I would go further than Mr. Edsall in two respects. First, the Schedule F scheme is no longer a “Trump” plot. It is the GOP’s new platform for destroying government. Any GOP president elected in 2024 will implement it. Second, given the challenges of vetting and appointing tens of thousands of new employees, there is a more direct route for Trump to cause chaos: Cabinet appointments. Imagine Attorney General Rudy Giuliani, Secretary of Defense Michael Flynn, Secretary of State Matt Gaetz, Secretary of Treasury Paul Manafort, Director of FBI Roger Stone, Secretary of Education Marjorie Taylor Greene, and Director of Alcohol Tobacco and Firearms Lauren Boebert.
To be clear, I don’t believe Trump will be reelected (and Edsall provides an objective discussion of Trump’s declining prospects). And if Democrats hold the Senate in 2022 and 2024, all Cabinet Secretaries will be “acting” secretaries held over from the Biden administration.
None of this is meant to panic anyone. The stakes don’t change based on your level of panic.

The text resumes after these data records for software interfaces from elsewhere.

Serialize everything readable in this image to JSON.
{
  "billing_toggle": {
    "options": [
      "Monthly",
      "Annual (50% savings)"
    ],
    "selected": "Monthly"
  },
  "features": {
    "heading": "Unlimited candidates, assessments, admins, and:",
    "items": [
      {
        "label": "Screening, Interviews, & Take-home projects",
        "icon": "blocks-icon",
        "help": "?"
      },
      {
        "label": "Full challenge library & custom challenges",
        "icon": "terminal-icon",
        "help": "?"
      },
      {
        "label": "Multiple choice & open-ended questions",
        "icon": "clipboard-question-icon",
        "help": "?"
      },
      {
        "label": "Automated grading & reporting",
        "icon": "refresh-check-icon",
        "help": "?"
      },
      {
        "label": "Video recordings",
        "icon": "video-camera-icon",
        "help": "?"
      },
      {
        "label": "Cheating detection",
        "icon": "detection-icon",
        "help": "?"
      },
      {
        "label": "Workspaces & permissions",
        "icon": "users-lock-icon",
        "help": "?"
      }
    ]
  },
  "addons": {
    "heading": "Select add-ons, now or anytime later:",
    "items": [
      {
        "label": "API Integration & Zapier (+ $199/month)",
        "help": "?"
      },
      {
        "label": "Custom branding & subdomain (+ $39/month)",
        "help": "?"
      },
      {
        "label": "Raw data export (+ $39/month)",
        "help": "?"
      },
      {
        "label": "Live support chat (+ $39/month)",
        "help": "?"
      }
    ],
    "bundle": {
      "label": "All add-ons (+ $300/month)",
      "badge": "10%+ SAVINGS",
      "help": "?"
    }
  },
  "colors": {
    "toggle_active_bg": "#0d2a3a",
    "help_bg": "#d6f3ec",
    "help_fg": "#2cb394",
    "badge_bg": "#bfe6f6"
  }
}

But we can change the stakes by leaving nothing on the table in 2022 and 2024. We must act accordingly. Take nothing for granted and commit as you have never committed in your life.
As you can tell, I am struggling to keep the newsletter concise and to the point. Part of that struggle is due to the fact that I receive dozens of helpful suggestions and links daily that deserve comment but exceed my self-imposed limitation on the newsletter (four double-spaced pages) that I violate every day. I omitted several major stories in today’s newsletter due to space limitations.
So, dear readers, I encourage you to keep posting Comments that provide helpful perspectives and links for other readers on timely topics that can motivate, inspire, and calm others. I certainly feel that way as I read the Comments section each day. Thanks to those of you who are regular contributors. I encourage others to join the conversation by posting and/or reading the Comments. (Posting is limited to paying subscribers for the reasons noted in the story above about the responses to Elissa’s texting efforts.) But anyone can respond to me directly by hitting “reply” to the email version of this newsletter. I can’t respond to every email, but I spend every morning reading every email and comment from readers. (Ask my wife and Managing Editor if you don’t believe me!)
From my vantage, the enthusiasm and commitment of readers are trending up as we head into the midterms. It was touch-and-go at the beginning of the summer, but we have turned a corner—despite the conventional wisdom of pundits telling us to call it quits. We are writing the new rules of engagement—the unconventional wisdom of citizens who won’t be told how they “will” think and act based on outdated models that do not apply to these extraordinary times. We are the masters of our fate—and we should begin acting so!
Talk to you tomorrow!